* Try it
Find where "Extract the structured" appears in the records below, then return that line and every later line exactly, stopping only at the last line.

App and web page records:
--- START ---

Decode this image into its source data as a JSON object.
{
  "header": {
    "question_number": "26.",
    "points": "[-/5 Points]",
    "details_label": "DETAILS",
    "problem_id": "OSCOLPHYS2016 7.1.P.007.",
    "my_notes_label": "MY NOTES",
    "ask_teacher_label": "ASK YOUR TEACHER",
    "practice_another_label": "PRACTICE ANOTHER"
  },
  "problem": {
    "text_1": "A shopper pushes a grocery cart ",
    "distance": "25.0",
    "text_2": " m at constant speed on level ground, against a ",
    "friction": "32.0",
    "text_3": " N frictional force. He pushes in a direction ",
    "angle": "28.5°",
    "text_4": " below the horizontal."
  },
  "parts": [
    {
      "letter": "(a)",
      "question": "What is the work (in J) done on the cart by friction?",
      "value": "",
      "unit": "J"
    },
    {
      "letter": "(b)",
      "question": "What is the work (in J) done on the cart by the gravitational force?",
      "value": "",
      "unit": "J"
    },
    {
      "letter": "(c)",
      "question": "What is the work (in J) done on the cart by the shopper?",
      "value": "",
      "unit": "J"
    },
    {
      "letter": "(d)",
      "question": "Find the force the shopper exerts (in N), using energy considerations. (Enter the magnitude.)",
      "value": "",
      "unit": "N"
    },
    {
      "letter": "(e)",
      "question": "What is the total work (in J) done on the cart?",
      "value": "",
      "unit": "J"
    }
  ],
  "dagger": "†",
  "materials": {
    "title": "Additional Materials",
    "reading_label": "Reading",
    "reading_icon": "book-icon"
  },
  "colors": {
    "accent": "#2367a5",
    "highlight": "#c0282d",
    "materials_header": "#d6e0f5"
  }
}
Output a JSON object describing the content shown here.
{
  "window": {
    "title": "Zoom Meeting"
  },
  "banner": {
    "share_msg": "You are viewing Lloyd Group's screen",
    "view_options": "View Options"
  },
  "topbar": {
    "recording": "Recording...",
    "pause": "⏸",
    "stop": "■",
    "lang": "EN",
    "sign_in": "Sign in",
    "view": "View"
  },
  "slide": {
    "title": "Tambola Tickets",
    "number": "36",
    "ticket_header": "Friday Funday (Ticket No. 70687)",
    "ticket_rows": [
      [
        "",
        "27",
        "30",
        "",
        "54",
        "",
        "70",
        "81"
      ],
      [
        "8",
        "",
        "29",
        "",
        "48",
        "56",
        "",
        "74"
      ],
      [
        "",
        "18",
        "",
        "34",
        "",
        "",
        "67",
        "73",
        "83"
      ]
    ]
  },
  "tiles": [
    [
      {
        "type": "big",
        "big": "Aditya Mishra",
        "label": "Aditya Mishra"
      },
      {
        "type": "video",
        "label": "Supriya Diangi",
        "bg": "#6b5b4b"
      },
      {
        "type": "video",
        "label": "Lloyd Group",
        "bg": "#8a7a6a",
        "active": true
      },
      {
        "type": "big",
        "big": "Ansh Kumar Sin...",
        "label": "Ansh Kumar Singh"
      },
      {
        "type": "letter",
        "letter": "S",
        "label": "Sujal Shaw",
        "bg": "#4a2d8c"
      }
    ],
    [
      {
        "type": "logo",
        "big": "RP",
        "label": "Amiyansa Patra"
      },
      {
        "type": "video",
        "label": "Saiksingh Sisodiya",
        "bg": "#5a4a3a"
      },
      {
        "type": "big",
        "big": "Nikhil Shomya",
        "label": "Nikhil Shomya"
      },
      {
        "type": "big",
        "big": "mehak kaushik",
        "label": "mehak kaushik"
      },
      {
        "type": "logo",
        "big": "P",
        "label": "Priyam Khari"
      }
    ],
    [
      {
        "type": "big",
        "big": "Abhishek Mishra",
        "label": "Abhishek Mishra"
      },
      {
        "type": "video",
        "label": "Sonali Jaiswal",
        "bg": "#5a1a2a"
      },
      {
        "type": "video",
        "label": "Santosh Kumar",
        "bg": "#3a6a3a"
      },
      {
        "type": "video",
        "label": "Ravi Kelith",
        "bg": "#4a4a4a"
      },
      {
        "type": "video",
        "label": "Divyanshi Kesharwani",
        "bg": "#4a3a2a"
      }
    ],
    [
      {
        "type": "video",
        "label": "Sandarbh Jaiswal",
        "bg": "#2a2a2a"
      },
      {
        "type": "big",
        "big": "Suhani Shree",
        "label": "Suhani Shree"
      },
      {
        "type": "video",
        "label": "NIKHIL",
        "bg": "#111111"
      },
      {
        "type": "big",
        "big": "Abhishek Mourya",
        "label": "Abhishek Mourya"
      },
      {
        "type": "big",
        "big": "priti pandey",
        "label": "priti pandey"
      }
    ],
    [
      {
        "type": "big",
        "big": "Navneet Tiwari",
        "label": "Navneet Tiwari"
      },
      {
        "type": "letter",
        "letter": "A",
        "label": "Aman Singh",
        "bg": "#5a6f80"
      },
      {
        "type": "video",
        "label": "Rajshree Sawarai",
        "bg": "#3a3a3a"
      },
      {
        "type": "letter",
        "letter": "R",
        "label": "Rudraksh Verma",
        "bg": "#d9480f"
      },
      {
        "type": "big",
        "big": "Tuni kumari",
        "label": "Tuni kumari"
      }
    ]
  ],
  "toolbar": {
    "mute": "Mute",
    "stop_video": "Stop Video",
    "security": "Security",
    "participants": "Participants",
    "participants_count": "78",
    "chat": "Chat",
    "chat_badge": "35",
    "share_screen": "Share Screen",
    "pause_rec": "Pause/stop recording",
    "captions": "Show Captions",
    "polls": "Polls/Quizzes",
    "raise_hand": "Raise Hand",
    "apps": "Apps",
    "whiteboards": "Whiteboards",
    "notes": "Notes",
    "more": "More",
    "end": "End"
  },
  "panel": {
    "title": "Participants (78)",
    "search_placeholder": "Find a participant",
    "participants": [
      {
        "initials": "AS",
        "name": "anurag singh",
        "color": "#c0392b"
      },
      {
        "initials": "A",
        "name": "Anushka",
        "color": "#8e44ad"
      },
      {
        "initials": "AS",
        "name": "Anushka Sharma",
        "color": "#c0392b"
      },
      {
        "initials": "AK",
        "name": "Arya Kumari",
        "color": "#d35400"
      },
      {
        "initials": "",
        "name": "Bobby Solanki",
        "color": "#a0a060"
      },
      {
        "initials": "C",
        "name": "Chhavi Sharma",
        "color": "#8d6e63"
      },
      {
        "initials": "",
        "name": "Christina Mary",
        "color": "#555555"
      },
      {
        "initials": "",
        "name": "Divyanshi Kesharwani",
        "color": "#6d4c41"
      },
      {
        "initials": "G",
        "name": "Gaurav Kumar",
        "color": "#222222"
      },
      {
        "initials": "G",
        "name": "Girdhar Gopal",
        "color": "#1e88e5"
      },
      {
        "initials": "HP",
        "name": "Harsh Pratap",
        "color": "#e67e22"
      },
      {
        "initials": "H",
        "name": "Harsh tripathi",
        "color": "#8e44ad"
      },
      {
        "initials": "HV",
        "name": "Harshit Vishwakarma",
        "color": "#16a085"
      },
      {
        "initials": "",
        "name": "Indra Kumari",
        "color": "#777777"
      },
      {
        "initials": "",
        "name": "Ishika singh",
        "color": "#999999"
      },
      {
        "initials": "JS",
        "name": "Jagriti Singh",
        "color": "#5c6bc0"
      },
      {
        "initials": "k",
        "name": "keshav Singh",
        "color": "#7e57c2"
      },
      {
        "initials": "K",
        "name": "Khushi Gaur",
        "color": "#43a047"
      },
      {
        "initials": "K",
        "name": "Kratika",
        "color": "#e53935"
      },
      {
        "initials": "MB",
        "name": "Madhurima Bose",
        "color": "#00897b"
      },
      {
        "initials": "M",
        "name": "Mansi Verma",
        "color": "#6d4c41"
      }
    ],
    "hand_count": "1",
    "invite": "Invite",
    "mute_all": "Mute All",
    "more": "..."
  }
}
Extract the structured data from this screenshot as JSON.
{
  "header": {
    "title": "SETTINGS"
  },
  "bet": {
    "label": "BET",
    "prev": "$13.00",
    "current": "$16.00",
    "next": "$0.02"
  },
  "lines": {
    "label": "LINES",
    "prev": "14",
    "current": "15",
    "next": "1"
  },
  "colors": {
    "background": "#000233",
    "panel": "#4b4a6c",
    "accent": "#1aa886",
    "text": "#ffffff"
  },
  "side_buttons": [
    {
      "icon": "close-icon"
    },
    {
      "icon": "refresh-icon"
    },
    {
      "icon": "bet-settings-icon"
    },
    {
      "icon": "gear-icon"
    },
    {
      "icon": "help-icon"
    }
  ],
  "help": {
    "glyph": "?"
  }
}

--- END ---

* Problem solution
Extract the structured data from this screenshot as JSON.
{
  "header": {
    "title": "SETTINGS"
  },
  "bet": {
    "label": "BET",
    "prev": "$13.00",
    "current": "$16.00",
    "next": "$0.02"
  },
  "lines": {
    "label": "LINES",
    "prev": "14",
    "current": "15",
    "next": "1"
  },
  "colors": {
    "background": "#000233",
    "panel": "#4b4a6c",
    "accent": "#1aa886",
    "text": "#ffffff"
  },
  "side_buttons": [
    {
      "icon": "close-icon"
    },
    {
      "icon": "refresh-icon"
    },
    {
      "icon": "bet-settings-icon"
    },
    {
      "icon": "gear-icon"
    },
    {
      "icon": "help-icon"
    }
  ],
  "help": {
    "glyph": "?"
  }
}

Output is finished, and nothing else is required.